* [EXERCISE BRIEF] Find the word "Mouse" in the records below. List each line containing it.

(Data records for software interfaces)
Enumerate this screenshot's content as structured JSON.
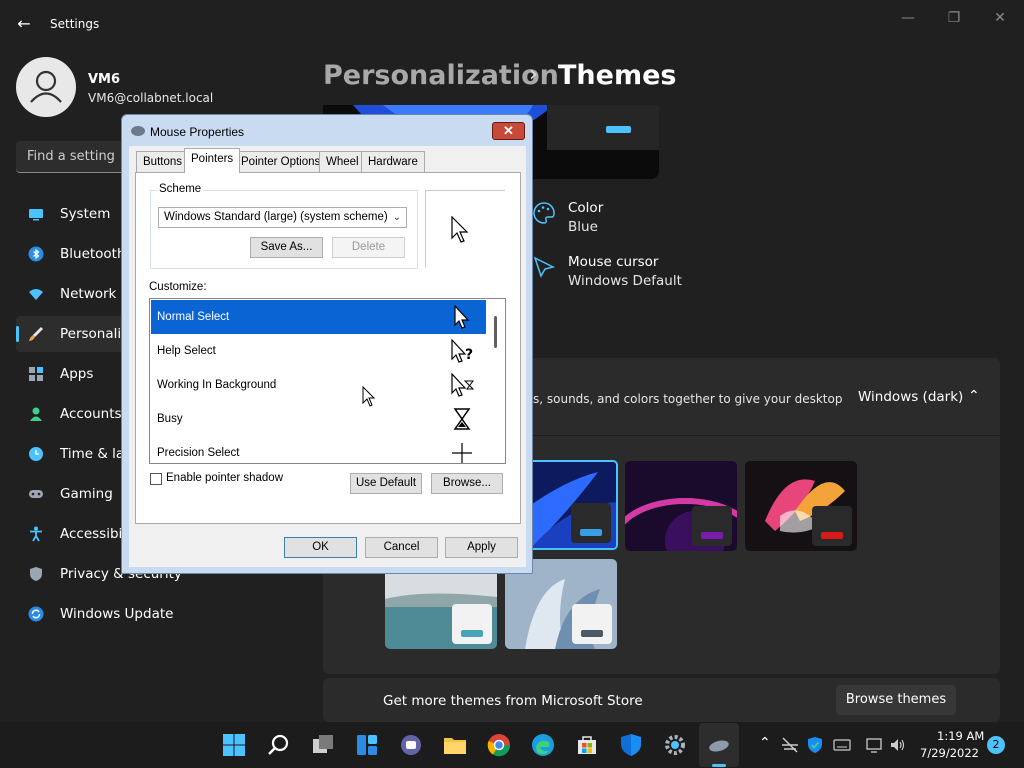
{
  "titlebar": {
    "title": "Settings",
    "back_icon": "back-arrow-icon"
  },
  "user": {
    "name": "VM6",
    "email": "VM6@collabnet.local"
  },
  "search": {
    "placeholder": "Find a setting"
  },
  "sidebar": {
    "items": [
      {
        "label": "System",
        "icon": "system-icon",
        "color": "#4cc2ff"
      },
      {
        "label": "Bluetooth",
        "icon": "bluetooth-icon",
        "color": "#2b8ce8"
      },
      {
        "label": "Network &",
        "icon": "network-icon",
        "color": "#4cc2ff"
      },
      {
        "label": "Personaliz",
        "icon": "personalization-icon",
        "color": "#f0a24a",
        "active": true
      },
      {
        "label": "Apps",
        "icon": "apps-icon",
        "color": "#9aa6b2"
      },
      {
        "label": "Accounts",
        "icon": "accounts-icon",
        "color": "#3fcf8e"
      },
      {
        "label": "Time & la",
        "icon": "time-icon",
        "color": "#4cc2ff"
      },
      {
        "label": "Gaming",
        "icon": "gaming-icon",
        "color": "#9aa6b2"
      },
      {
        "label": "Accessibil",
        "icon": "accessibility-icon",
        "color": "#4cc2ff"
      },
      {
        "label": "Privacy & security",
        "icon": "privacy-shield-icon",
        "color": "#9aa6b2"
      },
      {
        "label": "Windows Update",
        "icon": "update-icon",
        "color": "#2b8ce8"
      }
    ]
  },
  "breadcrumb": {
    "parent": "Personalization",
    "separator": "›",
    "current": "Themes"
  },
  "settings": {
    "color": {
      "title": "Color",
      "value": "Blue"
    },
    "cursor": {
      "title": "Mouse cursor",
      "value": "Windows Default"
    }
  },
  "themes_card": {
    "description": "s, sounds, and colors together to give your desktop",
    "current": "Windows (dark)"
  },
  "store": {
    "text": "Get more themes from Microsoft Store",
    "button": "Browse themes"
  },
  "dialog": {
    "title": "Mouse Properties",
    "tabs": [
      "Buttons",
      "Pointers",
      "Pointer Options",
      "Wheel",
      "Hardware"
    ],
    "selected_tab": "Pointers",
    "scheme_label": "Scheme",
    "scheme_value": "Windows Standard (large) (system scheme)",
    "save_as": "Save As...",
    "delete": "Delete",
    "customize_label": "Customize:",
    "list": [
      {
        "label": "Normal Select",
        "selected": true
      },
      {
        "label": "Help Select"
      },
      {
        "label": "Working In Background"
      },
      {
        "label": "Busy"
      },
      {
        "label": "Precision Select"
      }
    ],
    "shadow_label": "Enable pointer shadow",
    "shadow_checked": false,
    "use_default": "Use Default",
    "browse": "Browse...",
    "ok": "OK",
    "cancel": "Cancel",
    "apply": "Apply"
  },
  "taskbar": {
    "time": "1:19 AM",
    "date": "7/29/2022",
    "notification_count": "2"
  }
}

* [SOLVED PROBLEM]
      "title": "Mouse cursor",
    "title": "Mouse Properties",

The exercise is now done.